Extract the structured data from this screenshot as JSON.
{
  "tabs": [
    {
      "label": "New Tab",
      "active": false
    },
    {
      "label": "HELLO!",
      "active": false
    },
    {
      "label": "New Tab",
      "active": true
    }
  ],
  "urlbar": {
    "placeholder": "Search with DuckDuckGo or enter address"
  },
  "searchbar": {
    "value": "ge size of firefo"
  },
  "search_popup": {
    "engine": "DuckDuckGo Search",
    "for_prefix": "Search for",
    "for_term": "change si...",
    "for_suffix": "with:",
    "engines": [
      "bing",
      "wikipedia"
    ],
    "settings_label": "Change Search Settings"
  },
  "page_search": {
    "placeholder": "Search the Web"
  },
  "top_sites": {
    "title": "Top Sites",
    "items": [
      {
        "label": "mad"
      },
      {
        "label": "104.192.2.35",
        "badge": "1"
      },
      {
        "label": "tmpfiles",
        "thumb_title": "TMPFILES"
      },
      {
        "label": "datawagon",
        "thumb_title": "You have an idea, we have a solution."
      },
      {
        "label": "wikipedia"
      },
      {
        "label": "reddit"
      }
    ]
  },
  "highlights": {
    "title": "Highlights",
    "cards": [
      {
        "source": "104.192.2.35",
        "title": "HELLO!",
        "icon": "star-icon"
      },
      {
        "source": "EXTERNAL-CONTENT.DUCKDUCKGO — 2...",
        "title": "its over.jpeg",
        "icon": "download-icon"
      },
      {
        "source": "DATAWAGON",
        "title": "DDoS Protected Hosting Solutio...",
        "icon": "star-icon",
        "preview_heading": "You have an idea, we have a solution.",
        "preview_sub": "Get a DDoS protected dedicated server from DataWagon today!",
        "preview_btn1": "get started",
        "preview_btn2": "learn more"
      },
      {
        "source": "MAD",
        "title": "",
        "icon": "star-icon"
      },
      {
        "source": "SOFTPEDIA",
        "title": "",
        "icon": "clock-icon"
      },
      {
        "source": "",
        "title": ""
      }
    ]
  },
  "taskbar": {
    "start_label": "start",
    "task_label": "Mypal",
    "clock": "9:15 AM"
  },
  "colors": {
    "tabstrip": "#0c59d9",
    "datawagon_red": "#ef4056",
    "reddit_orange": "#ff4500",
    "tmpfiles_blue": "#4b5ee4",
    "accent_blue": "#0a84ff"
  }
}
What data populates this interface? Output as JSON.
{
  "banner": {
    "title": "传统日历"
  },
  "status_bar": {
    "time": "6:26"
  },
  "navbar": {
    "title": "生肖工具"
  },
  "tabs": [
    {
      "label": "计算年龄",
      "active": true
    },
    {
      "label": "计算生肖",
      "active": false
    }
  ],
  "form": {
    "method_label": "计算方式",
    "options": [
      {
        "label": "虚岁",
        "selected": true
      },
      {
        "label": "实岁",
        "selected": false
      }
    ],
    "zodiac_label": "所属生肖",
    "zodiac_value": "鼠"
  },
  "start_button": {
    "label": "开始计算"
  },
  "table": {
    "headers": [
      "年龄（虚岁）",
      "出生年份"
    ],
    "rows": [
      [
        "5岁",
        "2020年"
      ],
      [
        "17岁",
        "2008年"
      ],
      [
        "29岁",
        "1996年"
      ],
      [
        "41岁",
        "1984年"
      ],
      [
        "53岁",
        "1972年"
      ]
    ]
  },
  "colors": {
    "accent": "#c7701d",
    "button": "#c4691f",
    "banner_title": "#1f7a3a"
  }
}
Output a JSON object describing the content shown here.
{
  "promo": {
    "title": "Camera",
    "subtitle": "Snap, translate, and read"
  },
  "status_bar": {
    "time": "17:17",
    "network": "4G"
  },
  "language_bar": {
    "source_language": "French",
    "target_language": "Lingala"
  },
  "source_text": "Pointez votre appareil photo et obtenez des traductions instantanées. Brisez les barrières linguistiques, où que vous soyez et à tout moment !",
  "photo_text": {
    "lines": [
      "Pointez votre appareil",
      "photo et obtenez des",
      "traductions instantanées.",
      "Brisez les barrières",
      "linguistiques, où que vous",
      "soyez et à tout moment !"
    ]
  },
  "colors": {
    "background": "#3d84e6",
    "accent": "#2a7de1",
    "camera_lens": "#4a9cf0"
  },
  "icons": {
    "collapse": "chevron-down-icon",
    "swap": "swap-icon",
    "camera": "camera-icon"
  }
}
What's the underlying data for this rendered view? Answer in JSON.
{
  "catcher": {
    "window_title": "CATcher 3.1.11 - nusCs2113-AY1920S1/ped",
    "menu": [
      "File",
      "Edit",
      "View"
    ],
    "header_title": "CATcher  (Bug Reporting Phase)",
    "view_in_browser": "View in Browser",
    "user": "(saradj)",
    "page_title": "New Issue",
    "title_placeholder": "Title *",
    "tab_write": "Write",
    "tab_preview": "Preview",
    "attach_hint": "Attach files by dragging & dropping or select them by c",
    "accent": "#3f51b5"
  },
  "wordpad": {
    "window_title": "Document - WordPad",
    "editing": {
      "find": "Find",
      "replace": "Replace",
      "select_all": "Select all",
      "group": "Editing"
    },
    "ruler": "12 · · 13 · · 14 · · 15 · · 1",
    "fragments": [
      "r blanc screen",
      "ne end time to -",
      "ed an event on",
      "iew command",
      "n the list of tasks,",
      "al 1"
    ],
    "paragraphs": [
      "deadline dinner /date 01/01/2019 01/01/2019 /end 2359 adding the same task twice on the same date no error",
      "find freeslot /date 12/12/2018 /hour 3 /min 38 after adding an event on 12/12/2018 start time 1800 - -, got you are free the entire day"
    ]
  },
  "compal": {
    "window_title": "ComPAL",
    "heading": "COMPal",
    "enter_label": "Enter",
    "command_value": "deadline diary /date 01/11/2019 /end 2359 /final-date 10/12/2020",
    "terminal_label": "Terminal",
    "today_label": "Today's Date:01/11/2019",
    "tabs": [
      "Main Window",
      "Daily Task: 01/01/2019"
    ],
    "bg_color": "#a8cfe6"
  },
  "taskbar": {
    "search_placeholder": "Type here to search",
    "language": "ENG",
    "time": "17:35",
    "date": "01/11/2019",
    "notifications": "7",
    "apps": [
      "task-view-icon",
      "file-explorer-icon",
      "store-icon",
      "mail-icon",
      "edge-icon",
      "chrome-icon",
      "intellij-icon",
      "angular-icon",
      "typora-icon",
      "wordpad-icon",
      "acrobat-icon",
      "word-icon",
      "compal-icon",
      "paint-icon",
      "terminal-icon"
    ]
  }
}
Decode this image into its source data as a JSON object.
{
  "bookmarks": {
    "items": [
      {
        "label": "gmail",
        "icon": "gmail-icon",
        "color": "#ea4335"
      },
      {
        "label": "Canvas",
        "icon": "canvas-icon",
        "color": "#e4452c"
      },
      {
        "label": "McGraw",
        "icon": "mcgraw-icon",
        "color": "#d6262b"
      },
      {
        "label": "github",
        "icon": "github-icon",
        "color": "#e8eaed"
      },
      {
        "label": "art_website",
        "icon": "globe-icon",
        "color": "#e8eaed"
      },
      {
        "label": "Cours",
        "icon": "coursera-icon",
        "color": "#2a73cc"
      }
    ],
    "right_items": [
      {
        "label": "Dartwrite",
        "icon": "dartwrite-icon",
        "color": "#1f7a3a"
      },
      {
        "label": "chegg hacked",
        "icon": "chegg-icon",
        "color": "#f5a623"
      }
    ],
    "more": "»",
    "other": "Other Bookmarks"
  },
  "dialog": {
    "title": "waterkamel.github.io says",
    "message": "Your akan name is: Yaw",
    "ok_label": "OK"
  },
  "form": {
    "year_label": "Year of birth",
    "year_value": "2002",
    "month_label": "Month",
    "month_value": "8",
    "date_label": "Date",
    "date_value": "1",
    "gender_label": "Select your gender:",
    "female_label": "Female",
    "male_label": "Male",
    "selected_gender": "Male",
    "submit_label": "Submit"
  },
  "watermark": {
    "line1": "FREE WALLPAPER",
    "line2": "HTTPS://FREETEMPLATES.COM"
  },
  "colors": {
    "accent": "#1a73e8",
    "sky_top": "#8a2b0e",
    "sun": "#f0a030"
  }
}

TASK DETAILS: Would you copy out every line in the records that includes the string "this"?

OUTPUT OF THE TASK:
Extract the structured data from this screenshot as JSON.
What data populates this interface? Output as JSON.
What's the underlying data for this rendered view? Answer in JSON.
Decode this image into its source data as a JSON object.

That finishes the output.